In Patterns of Enterprise Application Architecture, Martin Fowler talks about two patterns for organizing Domain Logic: Domain Model and Service Layer. The Domain Model pattern is the "pure OOP" approach, where models (those objects that are probably being looked up from the database using an ORM) contain business logic (albeit, probably only delegating to the logic in another class).
The Service Layer pattern is like the Domain Model pattern, but with a thin layer in front of it containing the business operations that can be performed. In MVC, the controller would mostly interact with the Service Layer. I believe that most well-designed MVC web applications use this pattern.
Now, to my question. Martin suggests that the Domain Model approach is the more object-oriented approach, and is therefore better. In my experience, it is very difficult (see: impossible) to implement in practice.
Take the example given in the first diagram above. There are two "entities"
Product. These are persisted to the database with a mapper.

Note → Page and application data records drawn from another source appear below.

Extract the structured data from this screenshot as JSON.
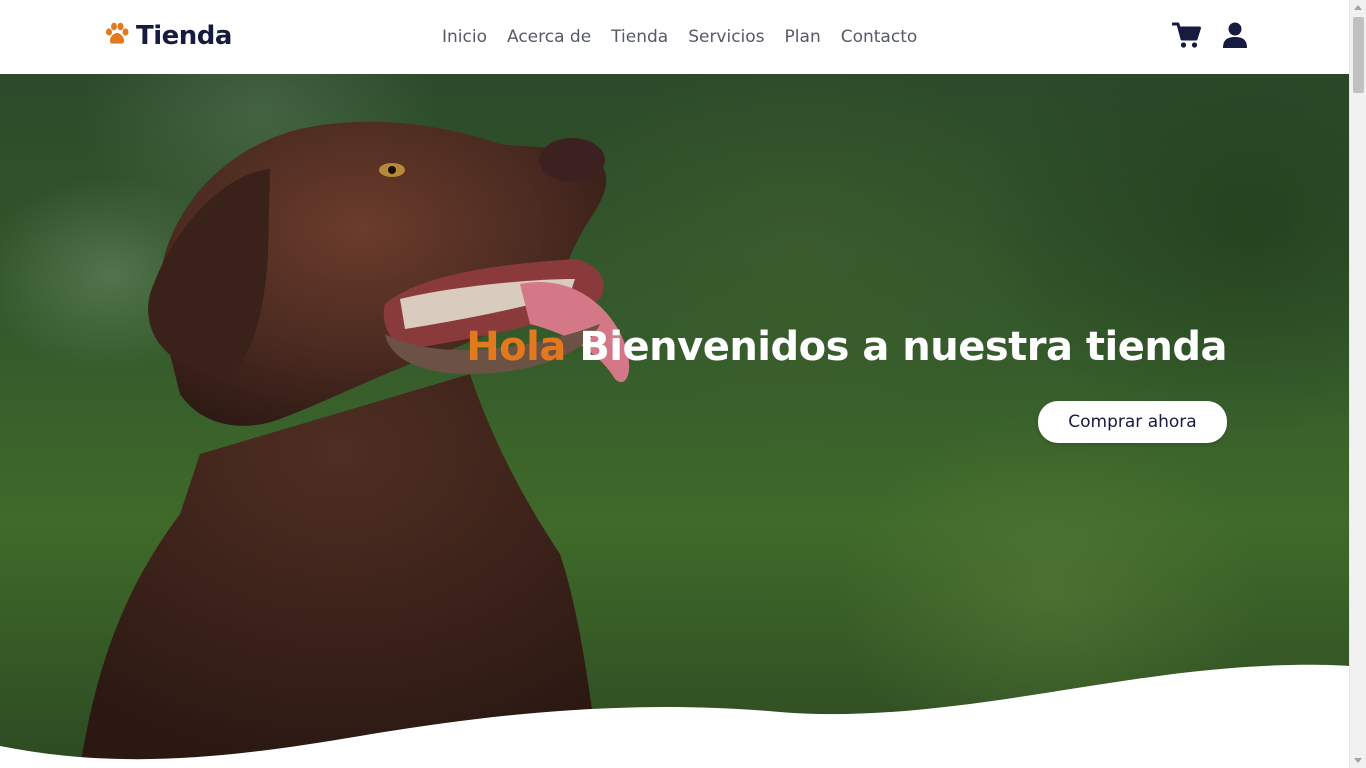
{
  "brand": {
    "name": "Tienda",
    "icon": "paw-icon",
    "accent_color": "#e2791c",
    "text_color": "#161b3f"
  },
  "nav": {
    "items": [
      {
        "label": "Inicio"
      },
      {
        "label": "Acerca de"
      },
      {
        "label": "Tienda"
      },
      {
        "label": "Servicios"
      },
      {
        "label": "Plan"
      },
      {
        "label": "Contacto"
      }
    ]
  },
  "header_icons": {
    "cart": "shopping-cart-icon",
    "user": "user-icon"
  },
  "hero": {
    "title_accent": "Hola",
    "title_rest": "Bienvenidos a nuestra tienda",
    "cta_label": "Comprar ahora",
    "background_color": "#355b2b"
  }
}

In the example, there is a
RecognitionStrategy. Martin puts the methods for delegating to this strategy, which contains the actual business logic, in the entities themselves; the client performs this calculation with
contract.recognizedRevenue(someDate). When implementing similar designs, I usually write the client interface as
strategy.recognizedRevenue(contract, someDate). This makes the service layer necessary for coordinating the strategy and contract. The concrete strategy used is injected into the service.
Martin's approach is definitely more appealing from a design perspective, but the work around the setup is much more difficult:
- Passing in the strategy when instantiating a
Productis a pain. You need to create
Products via a factory curried with the concrete service to use, which will in turn pass it into the entity when creating it.
- Less fine-grained control over database access. Depending on the ORM settings, the
Productmay perform a query per
Product. Greedily loading
Products in the mapper (or ORM) may be overzealous when we load a
Contractbut don't intend to call
contract.calculateRecognitions(). My approach gives us finer-grained control, because the service has knowledge of the database abstraction layer, where as the entities shouldn't.
I'm sure there are more pain points in practice that I haven't enumerated here.
What concrete advantages are there in Martin's approach that might convince me to use a pure Data Model pattern?